The American Institute of Architect's Architecture Billings Index for October was 51.1 (any score over 50 indicates an increase in billings), while the index of inquiries for new projects was 62.7. By region, the West led the way with a billings index of 52.2; the Northeast, at 47.1, had only its second decline in billings since late 2003.

The nation's capital goes green: On Dec. 6, Washington, D.C., became the first major American city to adopt the standards of the U.S. Green Building Council. The city council passed a bill requiring that all commercial development of 50,000 square feet or more conform to LEED standards starting in 2012.

In an effort to find an industry-wide definition of mixed-use development, the International Council of Shopping Centers, the National Association of Industrial and Office Properties, the Building Owners and Managers Association International, and the National Multi Housing Council collaborated on a cross-member survey this summer that totaled 1,004 respondents. The new working definition for these four associations: “A mixed-use development is a real estate project with planned integration of some combination of retail, office, residential, hotel, recreation, or other functions. It is pedestrian-oriented and contains elements of a live-work-play environment. It maximizes space usage, has amenities and architectural expression, and tends to mitigate traffic and sprawl.” So now you know.

Architect and critic Peter Blake, a former editor of Architectural Forum and the designer of many houses in the Hamptons on Long Island, died on Dec. 5, 2006, in Connecticut. He was 86.

Last fall, the Landmarks Preservation Council of Illinois announced its 2006 Richard H. Driehaus Foundation Awards. Among the nine winners were, as project of the year, the restoration of Ludwig Mies van der Rohe's S.R. Crown Hall in Chicago, by Krueck & Sexton Architects, and, for lifetime achievement, Donald Kalec of the School of the Art Institute of Chicago.

Paul Teicholz will receive the fifth annual Henry C. Turner Prize for Innovation in Construction Technology, awarded by the National Building Museum. Teicholz, a professor emeritus of civil engineering at Stanford University, pioneered computer applications for the construction industry.

The board of the American Institute of Architects and the Association of Collegiate Schools of Architecture has named professor and urban planner Lance Jay Brown, currently coordinator of design at the City College of New York, as the 2007 recipient of the Topaz Medallion for Excellence in Architectural Education. The award honors an individual who has made outstanding contributions to architecture education for at least 10 years, whose teaching has influenced a broad range of students, and who has helped educate those who shape the built environment.

AutoCAD developer Autodesk has joined with the U.S. Green Building Council (USGBC) to increase architects' and engineers' use of technology and to ease further adoption of sustainable design and green building. As a first step, Autodesk and the USGBC plan to develop an educational curriculum for architecture and engineering students.
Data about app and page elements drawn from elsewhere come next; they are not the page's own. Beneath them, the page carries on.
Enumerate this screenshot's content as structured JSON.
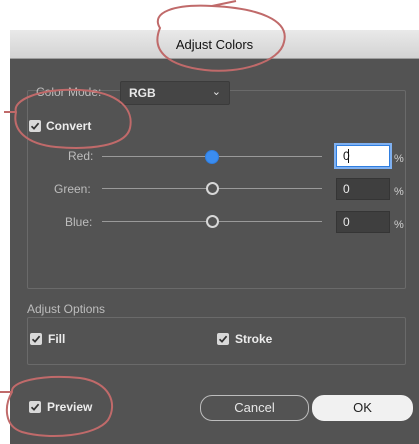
{
  "dialog": {
    "title": "Adjust Colors"
  },
  "color_mode": {
    "label": "Color Mode:",
    "selected": "RGB"
  },
  "convert": {
    "label": "Convert",
    "checked": true
  },
  "channels": [
    {
      "label": "Red:",
      "value": "0",
      "unit": "%"
    },
    {
      "label": "Green:",
      "value": "0",
      "unit": "%"
    },
    {
      "label": "Blue:",
      "value": "0",
      "unit": "%"
    }
  ],
  "adjust_options": {
    "title": "Adjust Options",
    "fill": {
      "label": "Fill",
      "checked": true
    },
    "stroke": {
      "label": "Stroke",
      "checked": true
    }
  },
  "footer": {
    "preview": {
      "label": "Preview",
      "checked": true
    },
    "cancel_label": "Cancel",
    "ok_label": "OK"
  },
  "colors": {
    "dialog_bg": "#535353",
    "accent_blue": "#3b8df0",
    "annotation": "#c06a6a"
  }
}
In other Autodesk news, on Nov. 13 the company filed suit against the Open Design Alliance (ODA)—an industry group that promotes an open standard for the DWG file format used by AutoCAD—alleging that the ODA's DWGdirect libraries infringe Autodesk's “TrustedDWG” technology. On Nov. 22, the U.S. District Court for the District of Washington granted Autodesk's request for a temporary restraining order against the ODA. The order will be in effect until a Jan. 18, 2007, hearing. To comply with the order, ODA released a version of its DWGdirect libraries that does not contain the offending code. The Clyfford Still Museum in Denver, devoted to the late abstract expressionist artist, has chosen Portland, Ore., firm Allied Works Architecture to design its new 30,000-squarefoot building.

Two venues for the viewing and discussion of new architectural projects have opened: Extension (, located in Chicago, is “an experimental forum for testing new thought and practice in architecture.” Outlet (, based in Los Angeles, is a “medium for an open, informal discourse on architecture and urbanism” that does not have its own space but will instead hold monthly events at a various locations throughout the city.

According to a survey by The Saint Consulting Group, NIMBYism remains alive and well, with 70 percent of Americans opposing new development in their communities. However, the level of resistance depends on the type of development: Only 6 percent of respondents balked at new single-family homes, whereas 68 percent opposed Wal-Mart, and 87 percent opposed landfills. The nationwide phone survey of 1,000 randomly chosen people was made in September and early October. More information is available at